RECORDS FOR PROCESSING -
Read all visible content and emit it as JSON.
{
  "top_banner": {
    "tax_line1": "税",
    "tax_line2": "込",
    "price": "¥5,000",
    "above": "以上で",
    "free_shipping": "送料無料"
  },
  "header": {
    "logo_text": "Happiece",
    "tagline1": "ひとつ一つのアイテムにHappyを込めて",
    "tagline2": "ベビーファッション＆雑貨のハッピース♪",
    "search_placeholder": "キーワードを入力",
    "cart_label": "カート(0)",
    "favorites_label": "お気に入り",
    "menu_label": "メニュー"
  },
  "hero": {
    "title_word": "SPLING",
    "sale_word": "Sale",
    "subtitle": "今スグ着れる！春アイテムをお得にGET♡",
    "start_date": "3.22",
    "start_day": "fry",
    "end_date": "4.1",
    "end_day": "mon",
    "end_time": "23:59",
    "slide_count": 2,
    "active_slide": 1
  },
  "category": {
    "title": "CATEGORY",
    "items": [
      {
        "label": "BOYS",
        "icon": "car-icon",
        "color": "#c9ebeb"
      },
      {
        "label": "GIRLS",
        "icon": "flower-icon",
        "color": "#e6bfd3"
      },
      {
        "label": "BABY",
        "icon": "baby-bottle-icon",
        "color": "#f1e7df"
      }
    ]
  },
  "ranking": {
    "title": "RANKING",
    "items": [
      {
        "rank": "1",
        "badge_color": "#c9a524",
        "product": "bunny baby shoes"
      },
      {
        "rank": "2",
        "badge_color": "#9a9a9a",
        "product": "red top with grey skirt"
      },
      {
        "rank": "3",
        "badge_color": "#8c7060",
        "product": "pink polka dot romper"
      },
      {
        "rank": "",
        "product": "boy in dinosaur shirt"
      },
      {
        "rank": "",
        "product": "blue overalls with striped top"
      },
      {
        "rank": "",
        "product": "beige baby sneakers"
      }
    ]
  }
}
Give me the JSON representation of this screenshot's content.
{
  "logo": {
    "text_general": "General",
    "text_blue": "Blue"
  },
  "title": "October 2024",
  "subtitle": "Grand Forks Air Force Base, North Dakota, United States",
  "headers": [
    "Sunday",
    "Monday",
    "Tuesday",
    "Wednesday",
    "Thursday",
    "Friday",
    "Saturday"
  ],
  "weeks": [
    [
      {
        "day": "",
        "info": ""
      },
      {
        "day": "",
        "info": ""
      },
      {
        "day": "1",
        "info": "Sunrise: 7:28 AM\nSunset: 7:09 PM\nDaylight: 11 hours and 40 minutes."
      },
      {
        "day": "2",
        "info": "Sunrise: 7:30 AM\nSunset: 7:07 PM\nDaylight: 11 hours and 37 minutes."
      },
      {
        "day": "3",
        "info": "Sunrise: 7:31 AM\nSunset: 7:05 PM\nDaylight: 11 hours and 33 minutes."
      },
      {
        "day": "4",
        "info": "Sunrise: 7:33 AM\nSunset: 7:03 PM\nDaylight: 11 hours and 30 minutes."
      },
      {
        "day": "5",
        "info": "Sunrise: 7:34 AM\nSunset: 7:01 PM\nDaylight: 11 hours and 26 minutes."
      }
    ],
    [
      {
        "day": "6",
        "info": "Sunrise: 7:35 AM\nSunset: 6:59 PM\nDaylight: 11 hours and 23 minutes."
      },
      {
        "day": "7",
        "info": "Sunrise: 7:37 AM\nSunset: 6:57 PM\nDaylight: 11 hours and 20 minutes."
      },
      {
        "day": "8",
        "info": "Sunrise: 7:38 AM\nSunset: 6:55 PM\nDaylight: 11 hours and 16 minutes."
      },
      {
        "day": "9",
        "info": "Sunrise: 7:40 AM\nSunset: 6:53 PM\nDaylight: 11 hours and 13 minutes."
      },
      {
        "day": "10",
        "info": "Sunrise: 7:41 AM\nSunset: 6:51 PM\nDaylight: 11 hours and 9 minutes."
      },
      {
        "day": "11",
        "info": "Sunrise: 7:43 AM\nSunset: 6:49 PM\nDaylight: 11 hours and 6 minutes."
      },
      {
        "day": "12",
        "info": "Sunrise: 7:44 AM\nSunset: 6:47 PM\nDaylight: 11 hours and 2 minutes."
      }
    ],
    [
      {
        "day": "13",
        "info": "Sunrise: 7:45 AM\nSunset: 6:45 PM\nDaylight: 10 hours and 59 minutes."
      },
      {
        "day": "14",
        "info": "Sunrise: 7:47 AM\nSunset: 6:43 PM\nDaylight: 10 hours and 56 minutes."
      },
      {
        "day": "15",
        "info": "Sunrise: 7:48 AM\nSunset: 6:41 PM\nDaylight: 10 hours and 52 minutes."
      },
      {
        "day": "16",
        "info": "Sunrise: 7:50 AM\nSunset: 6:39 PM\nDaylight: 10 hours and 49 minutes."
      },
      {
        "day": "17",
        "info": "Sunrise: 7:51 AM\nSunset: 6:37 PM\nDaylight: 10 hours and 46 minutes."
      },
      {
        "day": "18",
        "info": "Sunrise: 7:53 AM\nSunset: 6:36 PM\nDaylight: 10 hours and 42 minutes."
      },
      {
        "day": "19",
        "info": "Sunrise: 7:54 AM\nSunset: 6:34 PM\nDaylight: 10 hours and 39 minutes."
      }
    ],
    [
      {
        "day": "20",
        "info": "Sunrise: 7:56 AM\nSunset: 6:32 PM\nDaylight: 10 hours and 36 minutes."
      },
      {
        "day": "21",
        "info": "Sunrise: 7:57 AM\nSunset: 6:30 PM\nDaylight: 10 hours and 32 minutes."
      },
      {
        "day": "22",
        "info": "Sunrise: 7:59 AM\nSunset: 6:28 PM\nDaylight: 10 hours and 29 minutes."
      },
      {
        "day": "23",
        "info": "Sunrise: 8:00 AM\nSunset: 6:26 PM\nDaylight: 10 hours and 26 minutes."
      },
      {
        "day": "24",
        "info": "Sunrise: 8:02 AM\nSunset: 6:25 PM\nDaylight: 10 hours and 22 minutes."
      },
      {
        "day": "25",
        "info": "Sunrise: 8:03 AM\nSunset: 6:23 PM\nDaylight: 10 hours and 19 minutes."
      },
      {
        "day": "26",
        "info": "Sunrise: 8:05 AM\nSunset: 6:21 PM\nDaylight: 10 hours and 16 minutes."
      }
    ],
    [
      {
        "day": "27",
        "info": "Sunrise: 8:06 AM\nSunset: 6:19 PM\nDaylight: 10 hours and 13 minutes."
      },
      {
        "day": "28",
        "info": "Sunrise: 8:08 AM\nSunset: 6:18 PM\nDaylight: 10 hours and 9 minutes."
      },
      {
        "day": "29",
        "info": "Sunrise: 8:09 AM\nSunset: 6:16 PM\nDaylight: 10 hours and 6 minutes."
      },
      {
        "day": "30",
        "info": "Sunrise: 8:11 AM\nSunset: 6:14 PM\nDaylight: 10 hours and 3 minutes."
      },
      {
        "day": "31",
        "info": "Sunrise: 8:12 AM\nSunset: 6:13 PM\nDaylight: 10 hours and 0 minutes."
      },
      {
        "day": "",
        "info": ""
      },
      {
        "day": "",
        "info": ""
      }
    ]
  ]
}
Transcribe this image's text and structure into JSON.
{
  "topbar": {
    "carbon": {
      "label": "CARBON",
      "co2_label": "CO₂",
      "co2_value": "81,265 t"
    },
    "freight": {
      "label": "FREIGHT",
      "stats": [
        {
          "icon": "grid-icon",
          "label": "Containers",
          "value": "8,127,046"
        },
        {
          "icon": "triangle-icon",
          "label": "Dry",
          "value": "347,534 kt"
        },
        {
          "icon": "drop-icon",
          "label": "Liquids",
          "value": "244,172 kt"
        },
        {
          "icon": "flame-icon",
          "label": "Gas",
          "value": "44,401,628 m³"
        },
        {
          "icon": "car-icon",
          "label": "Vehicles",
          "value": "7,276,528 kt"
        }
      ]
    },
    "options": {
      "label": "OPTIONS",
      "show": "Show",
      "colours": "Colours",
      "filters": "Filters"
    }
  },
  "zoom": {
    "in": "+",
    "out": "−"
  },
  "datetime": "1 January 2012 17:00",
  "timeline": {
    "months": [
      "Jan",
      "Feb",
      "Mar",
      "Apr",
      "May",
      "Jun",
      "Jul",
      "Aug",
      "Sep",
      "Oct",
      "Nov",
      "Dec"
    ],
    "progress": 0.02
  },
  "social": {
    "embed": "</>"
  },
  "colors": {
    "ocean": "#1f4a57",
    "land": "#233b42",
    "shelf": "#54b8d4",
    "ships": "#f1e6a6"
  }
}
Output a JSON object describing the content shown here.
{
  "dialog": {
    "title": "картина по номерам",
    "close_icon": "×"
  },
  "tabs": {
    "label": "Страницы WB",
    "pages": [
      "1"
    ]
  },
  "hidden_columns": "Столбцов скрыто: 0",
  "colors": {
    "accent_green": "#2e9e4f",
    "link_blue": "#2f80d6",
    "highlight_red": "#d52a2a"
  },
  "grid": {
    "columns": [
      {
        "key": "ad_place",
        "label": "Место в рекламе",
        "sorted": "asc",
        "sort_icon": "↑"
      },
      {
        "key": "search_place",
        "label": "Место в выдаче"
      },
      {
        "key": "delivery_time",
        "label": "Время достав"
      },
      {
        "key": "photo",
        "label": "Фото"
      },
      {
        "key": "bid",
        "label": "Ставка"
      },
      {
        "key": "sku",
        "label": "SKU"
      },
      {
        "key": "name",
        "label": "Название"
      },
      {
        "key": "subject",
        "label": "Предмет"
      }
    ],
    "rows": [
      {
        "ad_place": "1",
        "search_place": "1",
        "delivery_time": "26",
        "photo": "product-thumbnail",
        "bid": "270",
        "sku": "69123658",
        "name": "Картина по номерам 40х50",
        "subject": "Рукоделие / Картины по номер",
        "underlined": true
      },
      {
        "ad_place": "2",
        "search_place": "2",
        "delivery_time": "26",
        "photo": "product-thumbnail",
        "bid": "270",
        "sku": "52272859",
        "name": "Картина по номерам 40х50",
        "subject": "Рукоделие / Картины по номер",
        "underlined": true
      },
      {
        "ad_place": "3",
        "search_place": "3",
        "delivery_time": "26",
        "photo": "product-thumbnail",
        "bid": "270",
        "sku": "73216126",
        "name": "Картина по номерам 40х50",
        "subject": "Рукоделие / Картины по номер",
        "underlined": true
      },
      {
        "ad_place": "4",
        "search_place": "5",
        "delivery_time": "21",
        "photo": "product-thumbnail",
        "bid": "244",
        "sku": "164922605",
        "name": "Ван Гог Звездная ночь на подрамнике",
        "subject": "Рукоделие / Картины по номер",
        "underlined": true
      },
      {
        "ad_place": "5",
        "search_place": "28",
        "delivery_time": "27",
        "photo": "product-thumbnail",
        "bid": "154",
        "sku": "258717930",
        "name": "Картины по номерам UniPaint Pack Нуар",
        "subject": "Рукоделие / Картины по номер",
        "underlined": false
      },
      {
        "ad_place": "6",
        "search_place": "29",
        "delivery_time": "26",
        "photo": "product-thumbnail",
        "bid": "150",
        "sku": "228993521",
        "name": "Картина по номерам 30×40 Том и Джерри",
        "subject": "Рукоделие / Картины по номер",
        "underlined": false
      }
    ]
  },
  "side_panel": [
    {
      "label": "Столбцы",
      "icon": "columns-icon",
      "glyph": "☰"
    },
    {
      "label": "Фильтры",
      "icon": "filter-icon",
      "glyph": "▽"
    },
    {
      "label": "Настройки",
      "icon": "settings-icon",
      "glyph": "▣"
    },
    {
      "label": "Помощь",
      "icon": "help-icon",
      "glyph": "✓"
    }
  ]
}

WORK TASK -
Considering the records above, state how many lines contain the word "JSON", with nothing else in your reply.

OUTPUT -
4